### Brief
Give the data back exactly as it stands.

### Input data
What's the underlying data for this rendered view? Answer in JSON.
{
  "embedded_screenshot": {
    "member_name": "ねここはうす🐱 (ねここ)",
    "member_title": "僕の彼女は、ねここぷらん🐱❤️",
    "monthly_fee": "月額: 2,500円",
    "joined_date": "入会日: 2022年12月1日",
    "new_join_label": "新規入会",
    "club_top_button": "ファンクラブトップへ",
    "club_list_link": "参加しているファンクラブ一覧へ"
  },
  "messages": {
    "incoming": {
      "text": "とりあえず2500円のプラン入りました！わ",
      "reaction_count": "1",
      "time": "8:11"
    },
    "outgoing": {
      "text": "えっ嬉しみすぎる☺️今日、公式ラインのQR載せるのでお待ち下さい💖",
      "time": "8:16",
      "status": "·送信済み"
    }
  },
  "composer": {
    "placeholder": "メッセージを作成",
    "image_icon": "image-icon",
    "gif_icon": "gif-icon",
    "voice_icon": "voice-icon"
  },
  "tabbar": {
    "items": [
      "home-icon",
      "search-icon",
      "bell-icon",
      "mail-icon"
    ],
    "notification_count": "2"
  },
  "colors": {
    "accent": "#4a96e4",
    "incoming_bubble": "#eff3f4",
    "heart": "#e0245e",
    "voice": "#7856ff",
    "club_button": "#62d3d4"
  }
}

### Task result
What's the underlying data for this rendered view? Answer in JSON.
{
  "embedded_screenshot": {
    "member_name": "ねここはうす🐱 (ねここ)",
    "member_title": "僕の彼女は、ねここぷらん🐱❤️",
    "monthly_fee": "月額: 2,500円",
    "joined_date": "入会日: 2022年12月1日",
    "new_join_label": "新規入会",
    "club_top_button": "ファンクラブトップへ",
    "club_list_link": "参加しているファンクラブ一覧へ"
  },
  "messages": {
    "incoming": {
      "text": "とりあえず2500円のプラン入りました！わ",
      "reaction_count": "1",
      "time": "8:11"
    },
    "outgoing": {
      "text": "えっ嬉しみすぎる☺️今日、公式ラインのQR載せるのでお待ち下さい💖",
      "time": "8:16",
      "status": "·送信済み"
    }
  },
  "composer": {
    "placeholder": "メッセージを作成",
    "image_icon": "image-icon",
    "gif_icon": "gif-icon",
    "voice_icon": "voice-icon"
  },
  "tabbar": {
    "items": [
      "home-icon",
      "search-icon",
      "bell-icon",
      "mail-icon"
    ],
    "notification_count": "2"
  },
  "colors": {
    "accent": "#4a96e4",
    "incoming_bubble": "#eff3f4",
    "heart": "#e0245e",
    "voice": "#7856ff",
    "club_button": "#62d3d4"
  }
}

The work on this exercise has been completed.